TLDR – you can check out the Spring Cloud Service seed project I made on Github here https://github.com/silentFred/spring-cloud-go-service-seed This seed project enables full communication with Eureka, uses Spring Cloud Config and I implemented my own crude implementation of Ribbon for client-side load-balancing.
Some time ago my wife joined Over and was really excited to get stuck in Kotlin and Spring development. I was equally excited to show her some of what I have picked up over the last 6 years spending a lot of time with Spring Boot.
However, just a few days after joining she was told that all new services were being written in Go. Suddenly I felt much less useful but also very curious to learn from her.
Almost a year later and I finally decided to jump in and see what all the fuss was about. Coming from a Spring background, I immediately wondered how cool it would be to plug a Go service into the Spring Cloud stack – and this is how the story “Go’s”…
I was first struck by how easy it was to set up (even on Windows). Just a simple installer, make sure the Go bin directory is in your PATH and you are sorted. Intellij also offers terrific support and since this is a strongly typed language I felt comfortable starting without doing much research on the syntax beforehand…I later realised that I need to do some more self-study. Needless to say, my wife had to deal with my impatience and disappointments as I hacked this service together.
Go is a very peculiar language. Not so much the fact that it’s one of the few popular languages that compile down to native machine code, but also in its simplicity. I have always liked this idea of getting back to native code especially as deployment targets for backend services are becomming more homogenous(think docker & Kubernetes) and interpreted languages are falling behind in many performance metrics.

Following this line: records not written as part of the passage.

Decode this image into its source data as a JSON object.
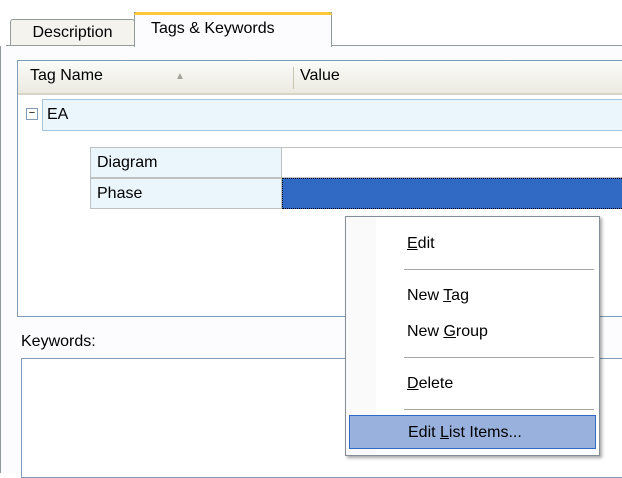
{
  "tabs": {
    "description_label": "Description",
    "tags_label": "Tags & Keywords"
  },
  "grid": {
    "col_name": "Tag Name",
    "col_value": "Value",
    "sort_indicator": "▲",
    "group_label": "EA",
    "expander": "−",
    "rows": [
      {
        "name": "Diagram",
        "value": ""
      },
      {
        "name": "Phase",
        "value": "",
        "selected": true
      }
    ]
  },
  "keywords": {
    "label": "Keywords:",
    "value": ""
  },
  "context_menu": {
    "items": [
      {
        "prefix": "",
        "accel": "E",
        "suffix": "dit"
      },
      {
        "prefix": "New ",
        "accel": "T",
        "suffix": "ag"
      },
      {
        "prefix": "New ",
        "accel": "G",
        "suffix": "roup"
      },
      {
        "prefix": "",
        "accel": "D",
        "suffix": "elete"
      },
      {
        "prefix": "Edit ",
        "accel": "L",
        "suffix": "ist Items...",
        "highlighted": true
      }
    ]
  },
  "colors": {
    "selection": "#316ac5",
    "menu_highlight": "#99b2dd",
    "active_tab_accent": "#ffc83c"
  }
}
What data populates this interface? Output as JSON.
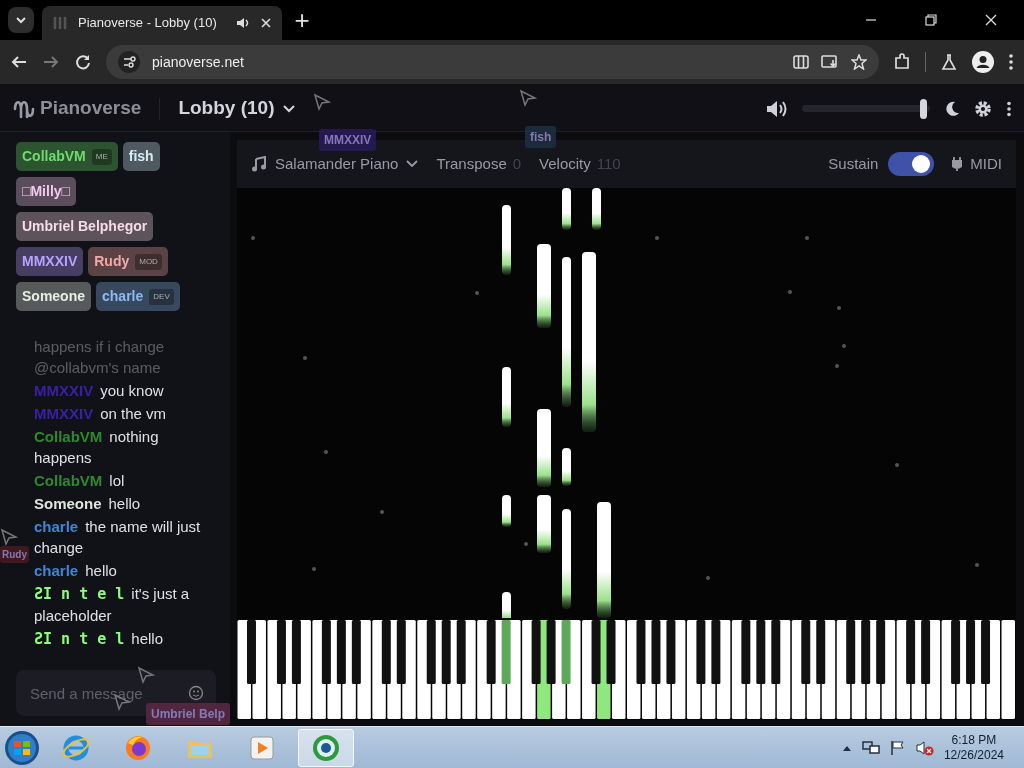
{
  "browser": {
    "tab_title": "Pianoverse - Lobby (10)",
    "new_tab": "+",
    "address": "pianoverse.net"
  },
  "app": {
    "brand": "Pianoverse",
    "room": "Lobby (10)",
    "volume": {
      "level": 0.98
    }
  },
  "users": [
    {
      "name": "CollabVM",
      "badge": "ME",
      "color": "#6fdc6f"
    },
    {
      "name": "fish",
      "color": "#d6ecf8"
    },
    {
      "name": "□Milly□",
      "color": "#f2c8ee"
    },
    {
      "name": "Umbriel Belphegor",
      "color": "#f7dbe8"
    },
    {
      "name": "MMXXIV",
      "color": "#b9a2ff"
    },
    {
      "name": "Rudy",
      "badge": "MOD",
      "color": "#f2aaa8"
    },
    {
      "name": "Someone",
      "color": "#e6eee6"
    },
    {
      "name": "charle",
      "badge": "DEV",
      "color": "#8cbaf2"
    }
  ],
  "messages": [
    {
      "text": "happens if i change @collabvm's name",
      "faded": true
    },
    {
      "author": "MMXXIV",
      "color": "#3a1fa8",
      "text": "you know",
      "faded": false
    },
    {
      "author": "MMXXIV",
      "color": "#3a1fa8",
      "text": "on the vm",
      "faded": false
    },
    {
      "author": "CollabVM",
      "color": "#2e8a2e",
      "text": "nothing happens",
      "faded": false
    },
    {
      "author": "CollabVM",
      "color": "#2e8a2e",
      "text": "lol",
      "faded": false
    },
    {
      "author": "Someone",
      "color": "#dfe6df",
      "text": "hello",
      "faded": false
    },
    {
      "author": "charle",
      "color": "#3f86d6",
      "text": "the name will just change",
      "faded": false
    },
    {
      "author": "charle",
      "color": "#3f86d6",
      "text": "hello",
      "faded": false
    },
    {
      "author": "ƧI n t e l",
      "kind": "mono",
      "color": "#8cff7a",
      "text": "it's just a placeholder",
      "faded": false
    },
    {
      "author": "ƧI n t e l",
      "kind": "mono",
      "color": "#8cff7a",
      "text": "hello",
      "faded": false
    }
  ],
  "message_input": {
    "placeholder": "Send a message"
  },
  "toolbar": {
    "instrument": "Salamander Piano",
    "transpose_label": "Transpose",
    "transpose": "0",
    "velocity_label": "Velocity",
    "velocity": "110",
    "sustain_label": "Sustain",
    "sustain_on": true,
    "midi": "MIDI"
  },
  "cursors": [
    {
      "label": "MMXXIV",
      "color": "#2a1a5a"
    },
    {
      "label": "fish",
      "color": "#1e3040"
    },
    {
      "label": "Rudy",
      "color": "#4a1a1e"
    },
    {
      "label": "Umbriel Belp",
      "color": "#5a2a44"
    }
  ],
  "keyboard": {
    "keys": [
      {
        "pressed": false
      },
      {
        "pressed": false
      },
      {
        "pressed": false
      },
      {
        "pressed": false
      },
      {
        "pressed": false
      },
      {
        "pressed": false
      },
      {
        "pressed": false
      },
      {
        "pressed": false
      },
      {
        "pressed": false
      },
      {
        "pressed": false
      },
      {
        "pressed": false
      },
      {
        "pressed": false
      },
      {
        "pressed": false
      },
      {
        "pressed": false
      },
      {
        "pressed": false
      },
      {
        "pressed": false
      },
      {
        "pressed": false
      },
      {
        "pressed": false
      },
      {
        "pressed": false
      },
      {
        "pressed": false
      },
      {
        "pressed": false
      },
      {
        "pressed": false
      },
      {
        "pressed": false
      },
      {
        "pressed": false
      },
      {
        "pressed": false
      },
      {
        "pressed": false
      },
      {
        "pressed": false
      },
      {
        "pressed": false
      },
      {
        "pressed": false
      },
      {
        "pressed": false
      },
      {
        "pressed": true
      },
      {
        "pressed": false
      },
      {
        "pressed": false
      },
      {
        "pressed": false
      },
      {
        "pressed": true
      },
      {
        "pressed": false
      },
      {
        "pressed": false
      },
      {
        "pressed": true
      },
      {
        "pressed": false
      },
      {
        "pressed": false
      },
      {
        "pressed": false
      },
      {
        "pressed": true
      },
      {
        "pressed": false
      },
      {
        "pressed": false
      },
      {
        "pressed": false
      },
      {
        "pressed": false
      },
      {
        "pressed": false
      },
      {
        "pressed": false
      },
      {
        "pressed": false
      },
      {
        "pressed": false
      },
      {
        "pressed": false
      },
      {
        "pressed": false
      },
      {
        "pressed": false
      },
      {
        "pressed": false
      },
      {
        "pressed": false
      },
      {
        "pressed": false
      },
      {
        "pressed": false
      },
      {
        "pressed": false
      },
      {
        "pressed": false
      },
      {
        "pressed": false
      },
      {
        "pressed": false
      },
      {
        "pressed": false
      },
      {
        "pressed": false
      },
      {
        "pressed": false
      },
      {
        "pressed": false
      },
      {
        "pressed": false
      },
      {
        "pressed": false
      },
      {
        "pressed": false
      },
      {
        "pressed": false
      },
      {
        "pressed": false
      },
      {
        "pressed": false
      },
      {
        "pressed": false
      },
      {
        "pressed": false
      },
      {
        "pressed": false
      },
      {
        "pressed": false
      },
      {
        "pressed": false
      },
      {
        "pressed": false
      },
      {
        "pressed": false
      },
      {
        "pressed": false
      },
      {
        "pressed": false
      },
      {
        "pressed": false
      },
      {
        "pressed": false
      },
      {
        "pressed": false
      },
      {
        "pressed": false
      },
      {
        "pressed": false
      },
      {
        "pressed": false
      },
      {
        "pressed": false
      },
      {
        "pressed": false
      }
    ]
  },
  "taskbar": {
    "time": "6:18 PM",
    "date": "12/26/2024"
  }
}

Anecdotal side note – When compared with a lightweight Spring Boot deployment that occupies about 430MB of memory, the equivalent service in Go takes up only 3.8MB. If this does not blow you away then I don’t know what will! Compile and startup time can also waste a lot of time for the typical Java developer. Spring Boot typically takes around 15 seconds to compile and start-up on my PC, the Go twin takes less than a second to compile, startup and process requests.
That being said, there are a ton of features I really miss and I am still struggling to make peace with the fact that there are limited options when it comes to mature and opinionated micro-service frameworks for Go. It seems the general pattern in the industry is to DIY your own stack with tools like go-kit. Simple things like Dependency injection (DI), Aspect-oriented programming (AOP) capabilities and inheritance are what make some of the features in Java (and in particular Spring) so great. But when it comes to Go and the framework options out there – there is nothing as auto-magical like Spring – and that is by design. You can try and fight against the grain. You won’t get far unless you accept the Go proverbs and get on with your life.
Here is where my internal conflict began. Let’s take the concept of favouring Composition over Inheritance. Spring adopted this principle a long time ago by allowing the developer to compose and add behaviour to POJOs using annotations and configuration, but inheritance is still a thing in Java. You can have your cake and eat it too. Go on the other hand, abides by the same principle, to the extreme. There is no simple pattern for inheritance in Go. “Problem solved” they probably said.
Similarly, in order to adhere to the idiomatic nature of Go there are very few libraries or frameworks that dare to create abstractions for the developer that is remotely magical. All the good stuff Spring gives you with a splash of annotations here and there with their clever use of AOP and reflection are considered dangerous! I really missed the productivity this gave me and the time it saved not having to build my own.
Libraries implementing any of these techniques are also labelled as dangerous and harmful by the community and die a slow death on Github. Like this poor framework, revel. Boasting great things like DI and Inversion Of Control (IOC) that the community deemed non-idiomatic and goes against what makes Go great – simplicity.
I can really see Go thrive in the tech startup scene and for good reason: there is little to no baggage attached to adopting it. You can keep it really simple and just get the job done without getting stumped by the typical dark magic that befalls the novice Spring recruit that needs a good few years before they can tame the beast.
In the post-monolith world where services are becoming smaller and increasing in numbers for organisations – there could be a very compelling cost-benefit in adopting Go due to its simplicity, small memory footprint and absurd speed.
You could argue that in comparing performance for basic computational performance between Java and Go that the differences are marginal, but at the end of the day if the language enforces behaviours and patterns that simply do not allow for bloated and heavy frameworks, maybe it’s better? At least in some use-cases, it’s likely to be given the recent uptake in popularity.
I’m not a Go proselyte just yet but I will definitely keep my eye on it and keep it as another great tool in my collection!
Are you a recent Go convert? I’m interested to know your thoughts and experiences.